Totally Kate: And would some of her decisions have been different about getting home if that was there…
Kate Mulgrew: You see how it could have informed everything? I would have chosen certain black holes, I would have dealt with certain species in a different way – the ethics maybe would have been a little questionable in my eagerness to get back there. But it would have been such a strong human conflict, that the audience I think would have just been … ‘Is she going to sacrifice now her Star Fleet values for what she knows is a sick child at home?’ Good idea, huh?
Totally Kate: Uh huh! That would have been a great idea.
Kate Mulgrew: Great idea. Anyway we missed it.
Totally Kate: And I’m sure there will be lots of fan fiction out there with that story in it!
Kate Mulgrew: Yeah. And you know what? I just thought about this sitting with you here right now!
Totally Kate: That’s a good one!
Kate Mulgrew: Too bad! Very good.
Totally Kate: But would that have appealed to the audience that they were going after? I mean the young male one.
Kate Mulgrew: I think if it had been …shadowy… so that the father figure was not so much there, but that this child was.
Totally Kate: Especially if they’d made it a son instead of a daughter.
Kate Mulgrew: Did she adopt this child? Who is this child? Right? But clearly her child. And exactly – make it a son. And the son is all – you know – loves Star Fleet.
Totally Kate: Hmmm…
Kate Mulgrew: And then, I think, she gets the bad news.
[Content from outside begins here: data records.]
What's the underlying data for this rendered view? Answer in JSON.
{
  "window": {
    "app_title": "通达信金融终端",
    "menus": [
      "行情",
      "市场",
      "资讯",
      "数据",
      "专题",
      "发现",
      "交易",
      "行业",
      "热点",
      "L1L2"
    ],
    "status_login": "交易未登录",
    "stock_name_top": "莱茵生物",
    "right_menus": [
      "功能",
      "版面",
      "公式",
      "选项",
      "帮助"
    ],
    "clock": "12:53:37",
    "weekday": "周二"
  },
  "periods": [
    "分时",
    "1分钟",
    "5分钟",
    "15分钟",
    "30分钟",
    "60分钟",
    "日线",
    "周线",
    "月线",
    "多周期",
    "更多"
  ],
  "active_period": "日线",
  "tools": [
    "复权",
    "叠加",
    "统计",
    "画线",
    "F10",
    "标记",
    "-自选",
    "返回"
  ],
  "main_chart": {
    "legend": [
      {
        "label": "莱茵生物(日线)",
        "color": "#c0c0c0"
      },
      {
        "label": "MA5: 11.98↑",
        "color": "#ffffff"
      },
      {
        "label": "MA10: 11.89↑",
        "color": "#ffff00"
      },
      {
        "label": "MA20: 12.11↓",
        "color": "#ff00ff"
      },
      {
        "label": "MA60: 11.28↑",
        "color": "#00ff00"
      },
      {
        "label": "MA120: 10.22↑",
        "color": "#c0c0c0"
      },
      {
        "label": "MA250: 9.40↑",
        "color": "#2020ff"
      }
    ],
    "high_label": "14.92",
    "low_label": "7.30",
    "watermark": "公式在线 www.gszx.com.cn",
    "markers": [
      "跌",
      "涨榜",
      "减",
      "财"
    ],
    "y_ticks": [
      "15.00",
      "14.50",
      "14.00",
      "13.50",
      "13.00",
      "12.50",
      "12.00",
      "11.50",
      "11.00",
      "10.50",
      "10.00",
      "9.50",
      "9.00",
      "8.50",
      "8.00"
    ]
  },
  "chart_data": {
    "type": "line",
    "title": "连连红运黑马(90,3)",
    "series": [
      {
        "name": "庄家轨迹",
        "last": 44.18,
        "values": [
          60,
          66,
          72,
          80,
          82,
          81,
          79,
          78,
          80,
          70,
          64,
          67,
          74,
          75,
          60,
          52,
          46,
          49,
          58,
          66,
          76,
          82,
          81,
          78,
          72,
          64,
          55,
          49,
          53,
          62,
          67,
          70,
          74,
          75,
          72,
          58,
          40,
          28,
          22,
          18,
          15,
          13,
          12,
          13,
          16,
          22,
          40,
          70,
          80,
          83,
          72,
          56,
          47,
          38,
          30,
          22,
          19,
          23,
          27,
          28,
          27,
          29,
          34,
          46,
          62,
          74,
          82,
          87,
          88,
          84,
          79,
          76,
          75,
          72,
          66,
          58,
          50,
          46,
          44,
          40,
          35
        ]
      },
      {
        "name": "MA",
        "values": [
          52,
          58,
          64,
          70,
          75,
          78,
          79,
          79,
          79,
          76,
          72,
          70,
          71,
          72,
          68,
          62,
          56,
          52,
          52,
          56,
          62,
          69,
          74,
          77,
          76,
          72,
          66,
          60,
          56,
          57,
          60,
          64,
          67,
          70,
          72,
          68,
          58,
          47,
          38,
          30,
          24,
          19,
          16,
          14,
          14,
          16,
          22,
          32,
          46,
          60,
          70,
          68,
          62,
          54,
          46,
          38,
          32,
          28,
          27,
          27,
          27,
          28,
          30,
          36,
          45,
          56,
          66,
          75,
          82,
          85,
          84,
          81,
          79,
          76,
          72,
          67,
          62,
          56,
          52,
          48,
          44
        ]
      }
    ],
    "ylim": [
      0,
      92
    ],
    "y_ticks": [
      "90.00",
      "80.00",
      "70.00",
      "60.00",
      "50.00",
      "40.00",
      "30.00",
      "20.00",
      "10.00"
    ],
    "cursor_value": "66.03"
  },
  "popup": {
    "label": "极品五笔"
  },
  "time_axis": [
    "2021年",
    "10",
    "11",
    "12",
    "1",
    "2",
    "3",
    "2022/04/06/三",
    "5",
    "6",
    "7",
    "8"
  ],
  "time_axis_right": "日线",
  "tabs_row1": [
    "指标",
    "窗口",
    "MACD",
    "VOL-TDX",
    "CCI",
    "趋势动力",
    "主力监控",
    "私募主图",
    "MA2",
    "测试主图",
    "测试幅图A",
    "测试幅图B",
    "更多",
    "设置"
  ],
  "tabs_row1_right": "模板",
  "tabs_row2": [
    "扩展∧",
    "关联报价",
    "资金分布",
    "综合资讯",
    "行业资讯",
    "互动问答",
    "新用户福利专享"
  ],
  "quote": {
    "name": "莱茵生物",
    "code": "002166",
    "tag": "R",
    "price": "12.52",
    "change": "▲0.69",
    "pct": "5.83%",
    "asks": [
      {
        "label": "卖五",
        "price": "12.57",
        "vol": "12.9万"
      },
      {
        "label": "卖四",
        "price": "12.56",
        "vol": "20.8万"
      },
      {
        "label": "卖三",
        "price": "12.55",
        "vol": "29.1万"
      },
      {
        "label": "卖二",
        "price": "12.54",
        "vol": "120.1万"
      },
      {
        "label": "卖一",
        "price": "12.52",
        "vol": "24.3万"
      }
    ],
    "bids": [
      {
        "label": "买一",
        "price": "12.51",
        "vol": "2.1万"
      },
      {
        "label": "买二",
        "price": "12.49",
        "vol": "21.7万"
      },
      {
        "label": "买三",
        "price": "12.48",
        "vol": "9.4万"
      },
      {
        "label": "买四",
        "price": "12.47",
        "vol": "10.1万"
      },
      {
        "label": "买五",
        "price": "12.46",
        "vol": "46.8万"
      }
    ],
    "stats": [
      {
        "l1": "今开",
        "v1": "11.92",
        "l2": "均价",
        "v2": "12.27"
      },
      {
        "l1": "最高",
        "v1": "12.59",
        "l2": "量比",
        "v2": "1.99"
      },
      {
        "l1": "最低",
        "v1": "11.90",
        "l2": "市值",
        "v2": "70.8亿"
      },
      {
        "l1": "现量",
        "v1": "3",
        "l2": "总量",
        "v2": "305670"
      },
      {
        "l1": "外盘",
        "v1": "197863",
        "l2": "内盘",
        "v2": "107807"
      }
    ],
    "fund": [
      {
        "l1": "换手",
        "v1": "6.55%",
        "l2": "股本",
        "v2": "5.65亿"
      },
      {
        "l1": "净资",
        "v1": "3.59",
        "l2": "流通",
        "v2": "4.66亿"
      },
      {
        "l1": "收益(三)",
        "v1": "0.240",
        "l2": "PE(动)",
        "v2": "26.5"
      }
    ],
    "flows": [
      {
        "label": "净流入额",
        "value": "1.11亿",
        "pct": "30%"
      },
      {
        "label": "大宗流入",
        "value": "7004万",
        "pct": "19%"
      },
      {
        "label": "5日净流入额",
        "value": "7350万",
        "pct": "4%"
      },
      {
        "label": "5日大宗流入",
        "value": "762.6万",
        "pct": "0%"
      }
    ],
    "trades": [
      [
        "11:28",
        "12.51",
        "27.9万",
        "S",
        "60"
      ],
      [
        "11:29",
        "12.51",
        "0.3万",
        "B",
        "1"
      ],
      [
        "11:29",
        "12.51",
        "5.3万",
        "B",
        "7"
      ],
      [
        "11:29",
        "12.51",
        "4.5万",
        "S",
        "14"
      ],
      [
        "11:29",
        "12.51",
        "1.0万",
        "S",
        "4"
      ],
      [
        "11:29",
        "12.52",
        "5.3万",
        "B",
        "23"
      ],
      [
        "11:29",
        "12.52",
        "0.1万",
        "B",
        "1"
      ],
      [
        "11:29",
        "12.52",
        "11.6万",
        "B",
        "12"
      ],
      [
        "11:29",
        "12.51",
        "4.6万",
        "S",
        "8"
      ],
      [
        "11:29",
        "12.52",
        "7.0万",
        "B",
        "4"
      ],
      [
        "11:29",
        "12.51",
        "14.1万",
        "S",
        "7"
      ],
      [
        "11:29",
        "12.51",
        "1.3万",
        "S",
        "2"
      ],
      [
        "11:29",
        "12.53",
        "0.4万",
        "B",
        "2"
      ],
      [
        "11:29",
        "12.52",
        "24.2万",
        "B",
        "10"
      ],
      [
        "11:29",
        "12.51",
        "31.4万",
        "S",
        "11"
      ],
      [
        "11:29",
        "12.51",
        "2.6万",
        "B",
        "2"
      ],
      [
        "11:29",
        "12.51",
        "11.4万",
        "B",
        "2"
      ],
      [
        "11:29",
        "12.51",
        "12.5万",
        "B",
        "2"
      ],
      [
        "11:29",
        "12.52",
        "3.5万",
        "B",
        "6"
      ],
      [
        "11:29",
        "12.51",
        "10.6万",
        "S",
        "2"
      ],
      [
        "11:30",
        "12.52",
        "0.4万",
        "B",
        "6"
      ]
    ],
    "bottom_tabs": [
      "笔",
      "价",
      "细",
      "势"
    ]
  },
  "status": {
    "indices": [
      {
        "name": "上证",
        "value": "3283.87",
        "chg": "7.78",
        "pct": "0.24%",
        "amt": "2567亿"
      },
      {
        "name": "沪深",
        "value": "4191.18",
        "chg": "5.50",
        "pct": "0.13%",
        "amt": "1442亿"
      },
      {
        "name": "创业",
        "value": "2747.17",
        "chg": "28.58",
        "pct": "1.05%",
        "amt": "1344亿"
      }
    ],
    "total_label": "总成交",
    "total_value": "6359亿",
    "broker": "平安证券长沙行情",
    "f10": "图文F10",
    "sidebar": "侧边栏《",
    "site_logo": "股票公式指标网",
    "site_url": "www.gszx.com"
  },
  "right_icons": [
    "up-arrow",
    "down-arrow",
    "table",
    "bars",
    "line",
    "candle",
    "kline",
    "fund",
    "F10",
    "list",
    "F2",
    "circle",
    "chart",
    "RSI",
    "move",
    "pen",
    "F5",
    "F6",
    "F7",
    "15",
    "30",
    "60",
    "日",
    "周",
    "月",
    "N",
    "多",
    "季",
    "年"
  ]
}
Remember in that episode when we finally get the letters? That the bad news starts coming in. But first it’s unclear… Connie, we could go on like this for days!! You’re going to make me cry!
Totally Kate: So my final question is do you ask for directions when you are lost, or do you keep on going?
Kate Mulgrew: I ask the first – first man that I can find. Because men are so good! Even if they don’t know, it is their nature to help you. And to find out for you. A woman will say, “I haven’t a clue!” And walk on. But a guy will always say, “I think it’s … hey hang on a minute, hang on, let me just call my buddy,” you know?! And they do it. Men are problem solvers. So I always ask. I go into any gas station without thinking, and they’ve always been helpful. Ladies too, but they’re not as clear as men. That is, after all, why I got lost in the Delta Quadrant! Didn’t ask for directions at the gas station!
Totally Kate: And that’s all my questions!
Kate Mulgrew: Very good!
Totally Kate: Thank you!